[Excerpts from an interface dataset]
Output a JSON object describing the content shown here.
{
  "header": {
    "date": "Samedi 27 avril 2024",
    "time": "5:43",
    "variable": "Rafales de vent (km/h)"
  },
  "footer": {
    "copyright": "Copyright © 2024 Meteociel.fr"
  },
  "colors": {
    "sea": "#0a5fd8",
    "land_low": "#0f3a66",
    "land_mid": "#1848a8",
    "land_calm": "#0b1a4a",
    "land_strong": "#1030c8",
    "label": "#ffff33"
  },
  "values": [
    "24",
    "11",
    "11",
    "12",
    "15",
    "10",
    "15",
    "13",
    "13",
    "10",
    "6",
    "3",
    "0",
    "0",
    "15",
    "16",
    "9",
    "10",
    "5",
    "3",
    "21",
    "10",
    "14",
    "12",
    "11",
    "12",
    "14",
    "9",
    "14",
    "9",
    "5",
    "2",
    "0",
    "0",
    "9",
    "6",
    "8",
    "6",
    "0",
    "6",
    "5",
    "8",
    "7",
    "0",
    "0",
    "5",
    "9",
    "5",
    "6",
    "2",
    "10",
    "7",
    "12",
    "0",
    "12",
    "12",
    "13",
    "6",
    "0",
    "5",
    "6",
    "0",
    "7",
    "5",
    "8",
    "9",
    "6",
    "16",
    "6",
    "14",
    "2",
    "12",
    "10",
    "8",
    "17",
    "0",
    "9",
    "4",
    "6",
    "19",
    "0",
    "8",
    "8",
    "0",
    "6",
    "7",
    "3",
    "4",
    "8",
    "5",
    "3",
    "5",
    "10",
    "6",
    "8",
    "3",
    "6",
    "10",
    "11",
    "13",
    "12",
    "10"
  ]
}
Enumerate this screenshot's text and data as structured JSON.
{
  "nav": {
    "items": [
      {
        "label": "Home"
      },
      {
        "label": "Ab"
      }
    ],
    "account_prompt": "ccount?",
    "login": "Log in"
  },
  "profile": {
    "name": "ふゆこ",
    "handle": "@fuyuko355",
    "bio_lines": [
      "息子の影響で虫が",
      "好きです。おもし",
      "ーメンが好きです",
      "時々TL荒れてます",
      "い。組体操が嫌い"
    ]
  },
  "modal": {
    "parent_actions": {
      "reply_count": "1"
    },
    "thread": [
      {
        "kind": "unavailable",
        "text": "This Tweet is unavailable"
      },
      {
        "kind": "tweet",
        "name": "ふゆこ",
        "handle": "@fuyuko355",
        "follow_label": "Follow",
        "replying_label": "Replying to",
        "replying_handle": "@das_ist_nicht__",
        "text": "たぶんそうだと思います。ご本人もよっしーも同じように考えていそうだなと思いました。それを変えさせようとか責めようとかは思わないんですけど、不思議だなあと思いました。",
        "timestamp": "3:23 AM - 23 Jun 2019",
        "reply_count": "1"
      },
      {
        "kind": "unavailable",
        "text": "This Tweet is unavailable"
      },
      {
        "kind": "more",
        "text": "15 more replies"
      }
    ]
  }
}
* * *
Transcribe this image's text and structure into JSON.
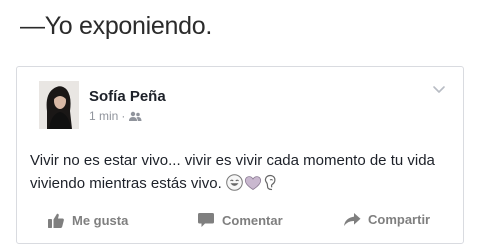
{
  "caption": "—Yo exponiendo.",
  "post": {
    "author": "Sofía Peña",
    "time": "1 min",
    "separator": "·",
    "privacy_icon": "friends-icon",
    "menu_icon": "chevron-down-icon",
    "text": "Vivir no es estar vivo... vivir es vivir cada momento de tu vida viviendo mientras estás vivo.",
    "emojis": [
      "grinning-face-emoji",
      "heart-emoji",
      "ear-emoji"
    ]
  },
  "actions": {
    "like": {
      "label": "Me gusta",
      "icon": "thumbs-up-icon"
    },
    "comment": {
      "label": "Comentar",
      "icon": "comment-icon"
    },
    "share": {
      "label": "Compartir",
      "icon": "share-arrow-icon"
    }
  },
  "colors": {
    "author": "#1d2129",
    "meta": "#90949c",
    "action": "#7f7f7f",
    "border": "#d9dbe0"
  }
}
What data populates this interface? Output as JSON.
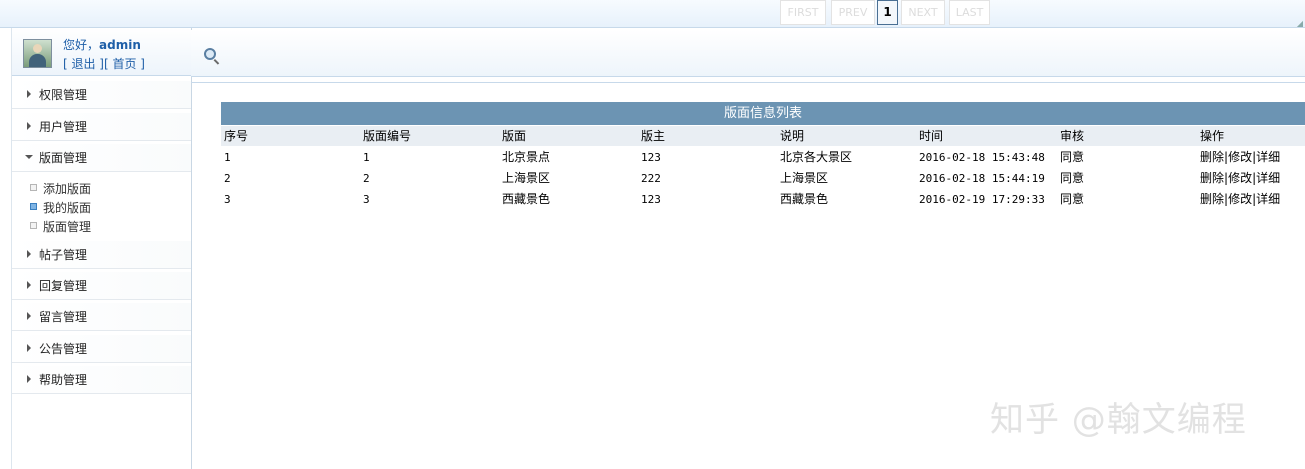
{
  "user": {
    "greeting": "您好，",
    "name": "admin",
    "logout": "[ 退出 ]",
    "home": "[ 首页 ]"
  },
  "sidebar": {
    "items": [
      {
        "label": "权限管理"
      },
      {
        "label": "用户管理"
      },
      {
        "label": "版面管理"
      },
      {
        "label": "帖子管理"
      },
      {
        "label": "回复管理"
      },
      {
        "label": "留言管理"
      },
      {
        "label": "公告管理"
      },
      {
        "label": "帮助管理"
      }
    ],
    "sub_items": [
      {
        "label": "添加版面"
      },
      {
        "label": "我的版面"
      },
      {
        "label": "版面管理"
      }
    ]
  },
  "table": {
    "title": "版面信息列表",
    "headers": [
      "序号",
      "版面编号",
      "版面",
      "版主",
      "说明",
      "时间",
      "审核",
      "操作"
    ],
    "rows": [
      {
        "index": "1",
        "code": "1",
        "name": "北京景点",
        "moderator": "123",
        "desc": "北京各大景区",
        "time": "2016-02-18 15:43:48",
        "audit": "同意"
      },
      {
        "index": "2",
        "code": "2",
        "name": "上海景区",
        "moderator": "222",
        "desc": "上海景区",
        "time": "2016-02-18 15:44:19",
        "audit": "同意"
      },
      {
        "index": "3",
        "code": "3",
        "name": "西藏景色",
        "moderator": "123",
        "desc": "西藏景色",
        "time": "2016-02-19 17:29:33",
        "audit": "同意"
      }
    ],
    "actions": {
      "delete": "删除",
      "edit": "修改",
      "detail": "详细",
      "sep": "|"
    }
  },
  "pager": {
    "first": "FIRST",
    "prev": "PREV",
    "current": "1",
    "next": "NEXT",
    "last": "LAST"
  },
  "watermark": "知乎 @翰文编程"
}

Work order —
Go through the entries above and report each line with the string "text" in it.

Problem solution —
Enumerate this screenshot's text and data as structured JSON.
        "text": "This Tweet is unavailable"
        "text": "たぶんそうだと思います。ご本人もよっしーも同じように考えていそうだなと思いました。それを変えさせようとか責めようとかは思わないんですけど、不思議だなあと思いました。",
        "text": "This Tweet is unavailable"
        "text": "15 more replies"
Transcribe this image's text and structure into JSON.
    "text": "Vivir no es estar vivo... vivir es vivir cada momento de tu vida viviendo mientras estás vivo.",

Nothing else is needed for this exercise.